[Records for this task Boundary: Start]
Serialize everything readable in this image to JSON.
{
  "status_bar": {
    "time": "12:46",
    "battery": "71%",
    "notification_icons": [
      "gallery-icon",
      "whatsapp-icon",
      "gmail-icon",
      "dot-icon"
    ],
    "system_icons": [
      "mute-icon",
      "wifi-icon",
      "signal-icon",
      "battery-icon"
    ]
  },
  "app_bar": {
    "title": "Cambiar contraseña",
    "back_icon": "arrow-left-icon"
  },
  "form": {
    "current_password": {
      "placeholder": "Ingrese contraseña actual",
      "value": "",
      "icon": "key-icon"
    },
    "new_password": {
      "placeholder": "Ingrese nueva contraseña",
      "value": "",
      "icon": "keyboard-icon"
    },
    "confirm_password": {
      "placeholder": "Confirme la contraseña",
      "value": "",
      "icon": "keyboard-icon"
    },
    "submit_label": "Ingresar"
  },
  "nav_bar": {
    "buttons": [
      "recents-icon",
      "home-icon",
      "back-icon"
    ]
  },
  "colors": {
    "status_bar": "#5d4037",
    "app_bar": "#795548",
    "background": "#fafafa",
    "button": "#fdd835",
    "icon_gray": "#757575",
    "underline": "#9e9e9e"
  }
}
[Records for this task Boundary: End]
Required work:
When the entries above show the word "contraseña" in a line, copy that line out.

Solution to this exercise:
    "title": "Cambiar contraseña",
      "placeholder": "Ingrese contraseña actual",
      "placeholder": "Ingrese nueva contraseña",
      "placeholder": "Confirme la contraseña",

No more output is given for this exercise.